KING LAWSUIT

A federal jury has ordered former Congressman Steve King’s campaign to pay 750 dollars for using a copyrighted image in online fundraising. The Florida mother who took the photo of her young son in 2007 sued King and his campaign a year and a half ago, seeking at least 75-thousand dollars. She got a copyright for the image in 2012 as it became known as the “Success Kid” meme on social media. The jury in Sioux City decided King’s campaign must pay Laney Griner 750 dollars for using the boy’s image, but King owed the Griners nothing. The Sioux City Journal reports Griner left the courtroom in tears. King had said the lawsuit was politically motivated and he told the newspaper he had been vindicated by the jury. King had used the “Success Kid” meme to raise money for his unsuccessful campaign for a 10th term in the U.S. House. King lost to Randy Feenstra in a Republican Primary. Feenstra was then elected to congress in November of 2020 and reelected to a second term in the U.S. House earlier this month.

 

REYNOLDS PRIORITIES

Governor Kim Reynolds says by the end of her new four-year term, she hopes to get rid of Iowa’s state income tax.

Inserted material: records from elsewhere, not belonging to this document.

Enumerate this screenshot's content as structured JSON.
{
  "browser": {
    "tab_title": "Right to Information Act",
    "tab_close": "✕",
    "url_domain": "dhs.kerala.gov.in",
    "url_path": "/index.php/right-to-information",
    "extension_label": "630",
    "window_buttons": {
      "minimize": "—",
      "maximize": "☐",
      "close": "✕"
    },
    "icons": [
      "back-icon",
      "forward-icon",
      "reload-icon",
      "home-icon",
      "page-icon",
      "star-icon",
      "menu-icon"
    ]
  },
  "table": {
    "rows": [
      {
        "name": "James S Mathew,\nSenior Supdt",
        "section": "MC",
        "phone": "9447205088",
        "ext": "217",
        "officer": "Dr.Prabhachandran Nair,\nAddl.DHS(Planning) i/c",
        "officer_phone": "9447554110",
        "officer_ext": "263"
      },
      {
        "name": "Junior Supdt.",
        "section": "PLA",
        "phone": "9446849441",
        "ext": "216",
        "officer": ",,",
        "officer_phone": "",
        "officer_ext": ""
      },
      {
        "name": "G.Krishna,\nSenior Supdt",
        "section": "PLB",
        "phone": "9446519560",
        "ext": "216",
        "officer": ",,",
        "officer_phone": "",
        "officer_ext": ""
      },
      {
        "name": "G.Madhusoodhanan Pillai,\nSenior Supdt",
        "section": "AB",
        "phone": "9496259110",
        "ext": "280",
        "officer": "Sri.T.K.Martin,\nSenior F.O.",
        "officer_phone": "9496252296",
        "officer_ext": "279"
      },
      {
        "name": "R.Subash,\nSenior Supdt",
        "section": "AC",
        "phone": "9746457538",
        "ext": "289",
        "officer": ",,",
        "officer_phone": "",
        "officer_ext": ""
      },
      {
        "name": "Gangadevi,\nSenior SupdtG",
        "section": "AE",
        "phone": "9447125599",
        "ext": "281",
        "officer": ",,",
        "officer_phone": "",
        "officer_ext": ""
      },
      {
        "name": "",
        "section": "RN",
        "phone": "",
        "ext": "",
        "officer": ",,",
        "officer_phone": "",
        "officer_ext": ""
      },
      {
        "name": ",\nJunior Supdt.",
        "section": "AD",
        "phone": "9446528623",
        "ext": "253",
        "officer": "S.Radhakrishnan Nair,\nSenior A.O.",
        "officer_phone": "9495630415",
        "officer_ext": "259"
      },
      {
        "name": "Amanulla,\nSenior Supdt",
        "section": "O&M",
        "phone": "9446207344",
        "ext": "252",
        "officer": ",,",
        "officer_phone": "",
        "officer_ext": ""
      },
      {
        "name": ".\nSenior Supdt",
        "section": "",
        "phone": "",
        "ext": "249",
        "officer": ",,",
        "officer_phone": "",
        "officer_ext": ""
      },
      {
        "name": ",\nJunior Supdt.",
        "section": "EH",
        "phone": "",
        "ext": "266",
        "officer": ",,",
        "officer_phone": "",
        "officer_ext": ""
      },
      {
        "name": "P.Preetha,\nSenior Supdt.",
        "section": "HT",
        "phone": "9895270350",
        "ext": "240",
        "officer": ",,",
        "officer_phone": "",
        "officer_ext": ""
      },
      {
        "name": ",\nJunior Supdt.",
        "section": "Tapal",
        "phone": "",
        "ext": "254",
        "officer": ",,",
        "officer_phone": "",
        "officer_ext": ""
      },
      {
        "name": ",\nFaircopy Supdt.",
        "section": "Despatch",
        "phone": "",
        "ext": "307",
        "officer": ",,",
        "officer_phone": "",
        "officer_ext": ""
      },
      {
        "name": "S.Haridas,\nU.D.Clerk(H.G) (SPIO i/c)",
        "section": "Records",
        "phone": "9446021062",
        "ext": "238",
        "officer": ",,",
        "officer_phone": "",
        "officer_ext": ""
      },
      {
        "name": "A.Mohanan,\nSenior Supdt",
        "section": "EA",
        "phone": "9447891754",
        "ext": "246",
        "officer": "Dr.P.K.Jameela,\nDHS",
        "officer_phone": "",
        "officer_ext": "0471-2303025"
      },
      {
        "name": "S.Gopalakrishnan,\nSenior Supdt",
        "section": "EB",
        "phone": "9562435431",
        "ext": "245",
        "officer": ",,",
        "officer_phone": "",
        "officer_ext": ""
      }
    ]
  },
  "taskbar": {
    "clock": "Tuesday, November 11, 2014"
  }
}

Reynolds made the comment on a Republican Governors Association panel. South Dakota has no personal income tax or corporate tax and mainly relies on property taxes and sales taxes to fund government operations. Reynolds has just been elected chair of the Republican Governors Association for the next two years. Reynolds reviewed her education priorities for the group.

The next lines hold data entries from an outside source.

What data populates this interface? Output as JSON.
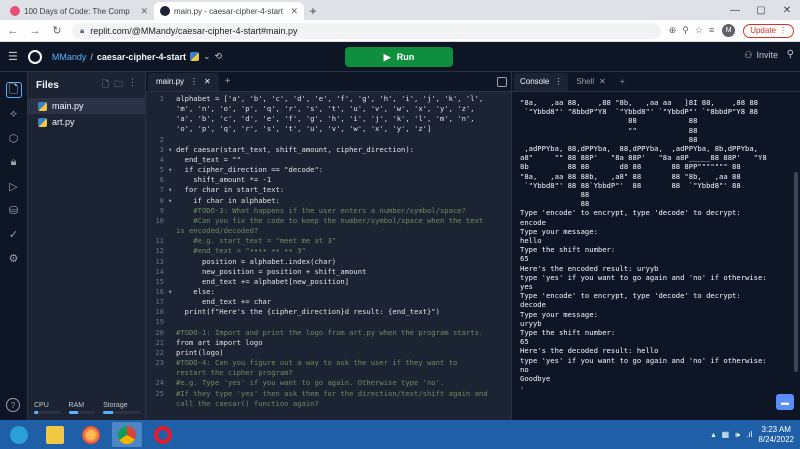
{
  "browser": {
    "tabs": [
      {
        "title": "100 Days of Code: The Comp",
        "favicon_color": "#e94e77",
        "active": false
      },
      {
        "title": "main.py - caesar-cipher-4-start",
        "favicon_color": "#1c2333",
        "active": true
      }
    ],
    "url": "replit.com/@MMandy/caesar-cipher-4-start#main.py",
    "profile_initial": "M",
    "update_label": "Update"
  },
  "header": {
    "user": "MMandy",
    "separator": "/",
    "repo": "caesar-cipher-4-start",
    "run_label": "Run",
    "invite_label": "Invite"
  },
  "files": {
    "title": "Files",
    "items": [
      {
        "name": "main.py",
        "active": true
      },
      {
        "name": "art.py",
        "active": false
      }
    ],
    "resources": [
      {
        "label": "CPU",
        "fraction": 0.15
      },
      {
        "label": "RAM",
        "fraction": 0.35
      },
      {
        "label": "Storage",
        "fraction": 0.25
      }
    ]
  },
  "editor": {
    "tab_label": "main.py",
    "lines": [
      {
        "n": "1",
        "fold": "",
        "text": "alphabet = ['a', 'b', 'c', 'd', 'e', 'f', 'g', 'h', 'i', 'j', 'k', 'l',",
        "comment": false
      },
      {
        "n": "",
        "fold": "",
        "text": "'m', 'n', 'o', 'p', 'q', 'r', 's', 't', 'u', 'v', 'w', 'x', 'y', 'z',",
        "comment": false
      },
      {
        "n": "",
        "fold": "",
        "text": "'a', 'b', 'c', 'd', 'e', 'f', 'g', 'h', 'i', 'j', 'k', 'l', 'm', 'n',",
        "comment": false
      },
      {
        "n": "",
        "fold": "",
        "text": "'o', 'p', 'q', 'r', 's', 't', 'u', 'v', 'w', 'x', 'y', 'z']",
        "comment": false
      },
      {
        "n": "2",
        "fold": "",
        "text": "",
        "comment": false
      },
      {
        "n": "3",
        "fold": "▾",
        "text": "def caesar(start_text, shift_amount, cipher_direction):",
        "comment": false
      },
      {
        "n": "4",
        "fold": "",
        "text": "  end_text = \"\"",
        "comment": false
      },
      {
        "n": "5",
        "fold": "▾",
        "text": "  if cipher_direction == \"decode\":",
        "comment": false
      },
      {
        "n": "6",
        "fold": "",
        "text": "    shift_amount *= -1",
        "comment": false
      },
      {
        "n": "7",
        "fold": "▾",
        "text": "  for char in start_text:",
        "comment": false
      },
      {
        "n": "8",
        "fold": "▾",
        "text": "    if char in alphabet:",
        "comment": false
      },
      {
        "n": "9",
        "fold": "",
        "text": "    #TODO-3: What happens if the user enters a number/symbol/space?",
        "comment": true
      },
      {
        "n": "10",
        "fold": "",
        "text": "    #Can you fix the code to keep the number/symbol/space when the text",
        "comment": true
      },
      {
        "n": "",
        "fold": "",
        "text": "is encoded/decoded?",
        "comment": true
      },
      {
        "n": "11",
        "fold": "",
        "text": "    #e.g. start_text = \"meet me at 3\"",
        "comment": true
      },
      {
        "n": "12",
        "fold": "",
        "text": "    #end_text = \"•••• •• •• 3\"",
        "comment": true
      },
      {
        "n": "13",
        "fold": "",
        "text": "      position = alphabet.index(char)",
        "comment": false
      },
      {
        "n": "14",
        "fold": "",
        "text": "      new_position = position + shift_amount",
        "comment": false
      },
      {
        "n": "15",
        "fold": "",
        "text": "      end_text += alphabet[new_position]",
        "comment": false
      },
      {
        "n": "16",
        "fold": "▾",
        "text": "    else:",
        "comment": false
      },
      {
        "n": "17",
        "fold": "",
        "text": "      end_text += char",
        "comment": false
      },
      {
        "n": "18",
        "fold": "",
        "text": "  print(f\"Here's the {cipher_direction}d result: {end_text}\")",
        "comment": false
      },
      {
        "n": "19",
        "fold": "",
        "text": "",
        "comment": false
      },
      {
        "n": "20",
        "fold": "",
        "text": "#TODO-1: Import and print the logo from art.py when the program starts.",
        "comment": true
      },
      {
        "n": "21",
        "fold": "",
        "text": "from art import logo",
        "comment": false
      },
      {
        "n": "22",
        "fold": "",
        "text": "print(logo)",
        "comment": false
      },
      {
        "n": "23",
        "fold": "",
        "text": "#TODO-4: Can you figure out a way to ask the user if they want to",
        "comment": true
      },
      {
        "n": "",
        "fold": "",
        "text": "restart the cipher program?",
        "comment": true
      },
      {
        "n": "24",
        "fold": "",
        "text": "#e.g. Type 'yes' if you want to go again. Otherwise type 'no'.",
        "comment": true
      },
      {
        "n": "25",
        "fold": "",
        "text": "#If they type 'yes' then ask them for the direction/text/shift again and",
        "comment": true
      },
      {
        "n": "",
        "fold": "",
        "text": "call the caesar() function again?",
        "comment": true
      }
    ]
  },
  "console": {
    "tabs": [
      "Console",
      "Shell"
    ],
    "art": [
      "\"8a,   ,aa 88,    ,88 \"8b,   ,aa aa   ]8I 88,    ,88 88",
      "",
      " `\"Ybbd8\"' \"8bbdP\"Y8  `\"Ybbd8\"' `\"YbbdP\"' `\"8bbdP\"Y8 88",
      "                         88            88",
      "                         \"\"            88",
      "                                       88",
      " ,adPPYba, 88,dPPYba,  88,dPPYba,  ,adPPYba, 8b,dPPYba,",
      "a8\"     \"\" 88 88P'   \"8a 88P'   \"8a a8P_____88 88P'   \"Y8",
      "8b         88 88       d8 88       88 8PP\"\"\"\"\"\"\" 88",
      "\"8a,   ,aa 88 88b,   ,a8\" 88       88 \"8b,   ,aa 88",
      " `\"Ybbd8\"' 88 88`YbbdP\"'  88       88  `\"Ybbd8\"' 88",
      "              88",
      "              88"
    ],
    "lines": [
      "",
      "Type 'encode' to encrypt, type 'decode' to decrypt:",
      "encode",
      "Type your message:",
      "hello",
      "Type the shift number:",
      "65",
      "Here's the encoded result: uryyb",
      "type 'yes' if you want to go again and 'no' if otherwise:",
      "yes",
      "Type 'encode' to encrypt, type 'decode' to decrypt:",
      "decode",
      "Type your message:",
      "uryyb",
      "Type the shift number:",
      "65",
      "Here's the decoded result: hello",
      "type 'yes' if you want to go again and 'no' if otherwise:",
      "no",
      "Goodbye"
    ],
    "prompt": "› "
  },
  "taskbar": {
    "time": "3:23 AM",
    "date": "8/24/2022"
  }
}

Reynolds has tried in each of the past two years to get the Republican-led legislature to approve state scholarships for some students who switch from a public to a private school. During the 2022 campaign, Reynolds has said her goal is for all parents to have the choice of sending their child to a private school, but she has not outlined the details of this new plan. House Democratic Leader Jennifer Konfrst says Democrats will oppose any bill that shifts money from public schools to private schools. It’s not clear yet whether Reynolds has enough Republican votes in the Iowa House to pass her latest plan. Some House Republicans who oppose the school choice concept either did not seek reelection or were defeated in G-O-P primaries.

 

LA NINA EFFECTS

The La Nina weather pattern will influence Iowa’s climate for the winter ahead, likely bringing wetter and colder-than-normal temperatures. It’s the third winter in a row for La Nina, but observers do -not- expect it to make a fourth appearance. The climate services director for the central region of the National Weather Service, Doug Kluck, says they see La Nina fading early next year. Kluck says the forecast models for December through February show better chances of below-normal temperatures, also with above-normal chances for precipitation. A lot of those places need the water, Kluck says, adding, we hope they get it.

 

UNEMPLOYMENT INCREASE

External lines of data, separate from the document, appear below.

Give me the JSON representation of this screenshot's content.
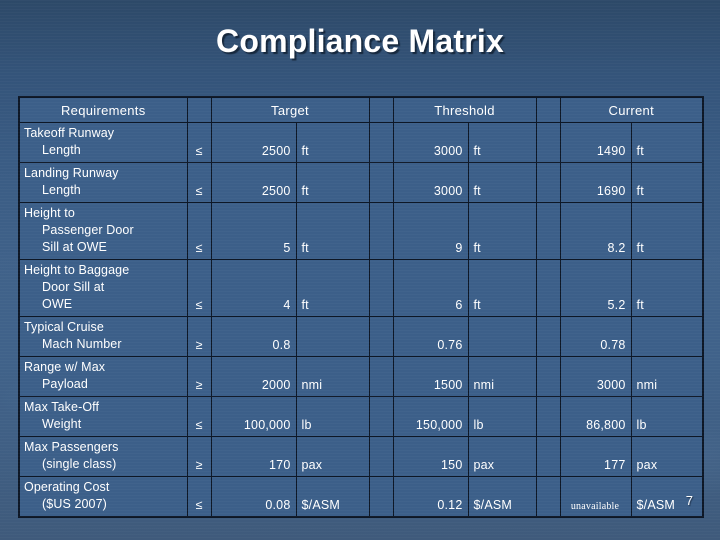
{
  "slide": {
    "title": "Compliance Matrix",
    "page_number": "7",
    "accent_color": "#3c5f89",
    "border_color": "#0d1726",
    "text_color": "#ffffff"
  },
  "table": {
    "headers": {
      "requirements": "Requirements",
      "target": "Target",
      "threshold": "Threshold",
      "current": "Current"
    },
    "rows": [
      {
        "requirement_lines": [
          "Takeoff Runway",
          "Length",
          ""
        ],
        "operator": "≤",
        "target_value": "2500",
        "target_unit": "ft",
        "threshold_value": "3000",
        "threshold_unit": "ft",
        "current_value": "1490",
        "current_unit": "ft"
      },
      {
        "requirement_lines": [
          "Landing Runway",
          "Length",
          ""
        ],
        "operator": "≤",
        "target_value": "2500",
        "target_unit": "ft",
        "threshold_value": "3000",
        "threshold_unit": "ft",
        "current_value": "1690",
        "current_unit": "ft"
      },
      {
        "requirement_lines": [
          "Height to",
          "Passenger Door",
          "Sill at OWE"
        ],
        "operator": "≤",
        "target_value": "5",
        "target_unit": "ft",
        "threshold_value": "9",
        "threshold_unit": "ft",
        "current_value": "8.2",
        "current_unit": "ft"
      },
      {
        "requirement_lines": [
          "Height to Baggage",
          "Door Sill at",
          "OWE"
        ],
        "operator": "≤",
        "target_value": "4",
        "target_unit": "ft",
        "threshold_value": "6",
        "threshold_unit": "ft",
        "current_value": "5.2",
        "current_unit": "ft"
      },
      {
        "requirement_lines": [
          "Typical Cruise",
          "Mach Number",
          ""
        ],
        "operator": "≥",
        "target_value": "0.8",
        "target_unit": "",
        "threshold_value": "0.76",
        "threshold_unit": "",
        "current_value": "0.78",
        "current_unit": ""
      },
      {
        "requirement_lines": [
          "Range w/ Max",
          "Payload",
          ""
        ],
        "operator": "≥",
        "target_value": "2000",
        "target_unit": "nmi",
        "threshold_value": "1500",
        "threshold_unit": "nmi",
        "current_value": "3000",
        "current_unit": "nmi"
      },
      {
        "requirement_lines": [
          "Max Take-Off",
          "Weight",
          ""
        ],
        "operator": "≤",
        "target_value": "100,000",
        "target_unit": "lb",
        "threshold_value": "150,000",
        "threshold_unit": "lb",
        "current_value": "86,800",
        "current_unit": "lb"
      },
      {
        "requirement_lines": [
          "Max Passengers",
          "(single class)",
          ""
        ],
        "operator": "≥",
        "target_value": "170",
        "target_unit": "pax",
        "threshold_value": "150",
        "threshold_unit": "pax",
        "current_value": "177",
        "current_unit": "pax"
      },
      {
        "requirement_lines": [
          "Operating Cost",
          "($US 2007)",
          ""
        ],
        "operator": "≤",
        "target_value": "0.08",
        "target_unit": "$/ASM",
        "threshold_value": "0.12",
        "threshold_unit": "$/ASM",
        "current_value": "unavailable",
        "current_unit": "$/ASM",
        "current_is_text": true
      }
    ]
  }
}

Iowa’s unemployment rate inched up slightly in October to two-point-nine percent. Iowa Workforce Development spokesperson, Jesse Dougherty, says there are positive signs despite the increase — as more Iowans are entering the labor force. He says the overall labor participation rate held steady at 67-point-seven percent which is a strength of Iowa’s economy.  Dougherty says employers reported 45-hundred jobs created, and that’s the seventh straight month they’ve seen that. He says October’s job growth pushed the state employment level above the level in March 2020 —  which means the state has now replaced all of the 169-thousand jobs lost during the pandemic.